We recognize that the mother's attorney did not raise any objection to service until the end of the hearing, but find that it was timely under the circumstances. At the start of the hearing, the DFACS attorney represented to the court that service had been perfected on the parents. The DFACS attorney then presented his first witness—the DFACS caseworker. It became apparent during the caseworker's testimony that there were issues regarding proper service. No other witnesses testified at the hearing. After the caseworker's testimony, during closing argument, the mother's attorney placed his objection on the record. Under the circumstances, his objection was made at the first practicable opportunity, thereby precluding waiver of the issue.9

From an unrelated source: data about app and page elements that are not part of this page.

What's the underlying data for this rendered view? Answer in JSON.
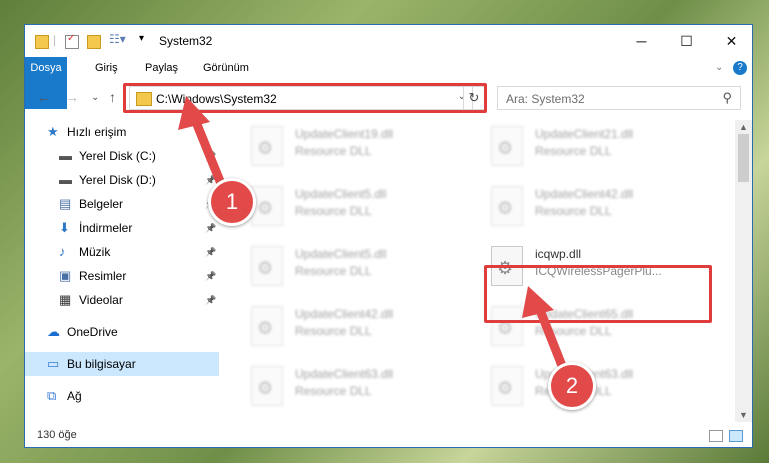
{
  "window": {
    "title": "System32",
    "controls": {
      "minimize": "─",
      "maximize": "☐",
      "close": "✕"
    }
  },
  "ribbon": {
    "tabs": [
      "Dosya",
      "Giriş",
      "Paylaş",
      "Görünüm"
    ],
    "collapse_icon": "chevron-down-icon",
    "help_icon": "help-icon"
  },
  "address": {
    "path": "C:\\Windows\\System32",
    "search_placeholder": "Ara: System32"
  },
  "sidebar": {
    "items": [
      {
        "label": "Hızlı erişim",
        "icon": "star-icon",
        "pinned": false,
        "indent": false
      },
      {
        "label": "Yerel Disk (C:)",
        "icon": "drive-icon",
        "pinned": true,
        "indent": true
      },
      {
        "label": "Yerel Disk (D:)",
        "icon": "drive-icon",
        "pinned": true,
        "indent": true
      },
      {
        "label": "Belgeler",
        "icon": "documents-icon",
        "pinned": true,
        "indent": true
      },
      {
        "label": "İndirmeler",
        "icon": "download-icon",
        "pinned": true,
        "indent": true
      },
      {
        "label": "Müzik",
        "icon": "music-icon",
        "pinned": true,
        "indent": true
      },
      {
        "label": "Resimler",
        "icon": "pictures-icon",
        "pinned": true,
        "indent": true
      },
      {
        "label": "Videolar",
        "icon": "video-icon",
        "pinned": true,
        "indent": true
      },
      {
        "label": "OneDrive",
        "icon": "cloud-icon",
        "pinned": false,
        "indent": false
      },
      {
        "label": "Bu bilgisayar",
        "icon": "computer-icon",
        "pinned": false,
        "indent": false,
        "selected": true
      },
      {
        "label": "Ağ",
        "icon": "network-icon",
        "pinned": false,
        "indent": false
      }
    ]
  },
  "files": [
    {
      "name": "UpdateClient19.dll",
      "type": "Resource DLL",
      "blurred": true
    },
    {
      "name": "UpdateClient21.dll",
      "type": "Resource DLL",
      "blurred": true
    },
    {
      "name": "UpdateClient5.dll",
      "type": "Resource DLL",
      "blurred": true
    },
    {
      "name": "UpdateClient42.dll",
      "type": "Resource DLL",
      "blurred": true
    },
    {
      "name": "UpdateClient5.dll",
      "type": "Resource DLL",
      "blurred": true
    },
    {
      "name": "icqwp.dll",
      "type": "ICQWirelessPagerPlu...",
      "blurred": false
    },
    {
      "name": "UpdateClient42.dll",
      "type": "Resource DLL",
      "blurred": true
    },
    {
      "name": "UpdateClient65.dll",
      "type": "Resource DLL",
      "blurred": true
    },
    {
      "name": "UpdateClient63.dll",
      "type": "Resource DLL",
      "blurred": true
    },
    {
      "name": "UpdateClient63.dll",
      "type": "Resource DLL",
      "blurred": true
    }
  ],
  "status": {
    "count": "130 öğe"
  },
  "callouts": {
    "one": "1",
    "two": "2"
  },
  "colors": {
    "accent": "#1979ca",
    "highlight": "#e03c3c",
    "callout": "#e24a4a",
    "selected": "#cce8ff"
  }
}
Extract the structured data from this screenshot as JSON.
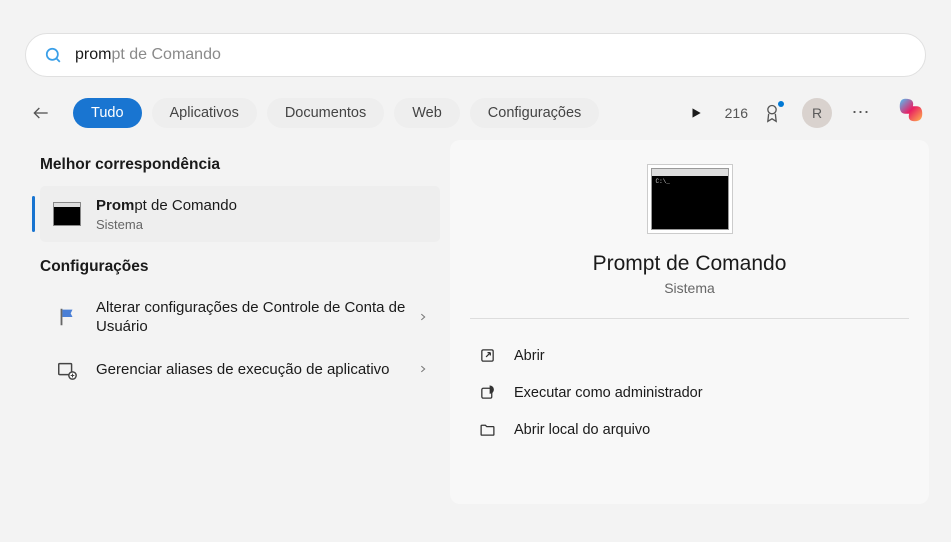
{
  "search": {
    "typed": "prom",
    "suggestion": "pt de Comando"
  },
  "filters": {
    "tabs": [
      {
        "label": "Tudo",
        "active": true
      },
      {
        "label": "Aplicativos",
        "active": false
      },
      {
        "label": "Documentos",
        "active": false
      },
      {
        "label": "Web",
        "active": false
      },
      {
        "label": "Configurações",
        "active": false
      }
    ],
    "points": "216",
    "avatar_initial": "R"
  },
  "sections": {
    "best_match_header": "Melhor correspondência",
    "settings_header": "Configurações"
  },
  "best_match": {
    "title_bold": "Prom",
    "title_rest": "pt de Comando",
    "subtitle": "Sistema"
  },
  "settings_items": [
    {
      "label": "Alterar configurações de Controle de Conta de Usuário"
    },
    {
      "label": "Gerenciar aliases de execução de aplicativo"
    }
  ],
  "detail": {
    "title": "Prompt de Comando",
    "subtitle": "Sistema",
    "actions": [
      {
        "label": "Abrir",
        "icon": "open"
      },
      {
        "label": "Executar como administrador",
        "icon": "admin"
      },
      {
        "label": "Abrir local do arquivo",
        "icon": "folder"
      }
    ]
  }
}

Despite our firm belief that the juvenile court's action was taken in the best interests of the children, because we find that the required personal service was not made or waived, we must reverse the judgment of the juvenile court terminating the mother's parental rights.10
2. The father has not presented any error for our review. We therefore affirm the juvenile court's termination of his parental rights.
Judgment affirmed in part and reversed in part.
1. St.S.'s natural father is unknown and unidentified. He was notified of the proceedings through service by publication.
2. DFACS also presented a letter from Sh.S. and made her available for cross-examination, but she never took the witness stand.
3. OCGA § 15–11–83 was redesignated as OCGA § 15–11–96, effective July 1, 2000.
4. In the Interest of C.I.W., 229 Ga.App. 481, 484(2), 494 S.E.2d 291 (1997).
5. OCGA § 9–11–4(e)(7).
6. In the Interest of D.R.W., 229 Ga.App. 571, 574(1), 494 S.E.2d 379 (1997).
7. Id. at 574(2), 494 S.E.2d 379.
9. See id.
10. See In the Interest of C.I.W., supra.
JOHNSON, C.J., and SMITH, P.J., concur.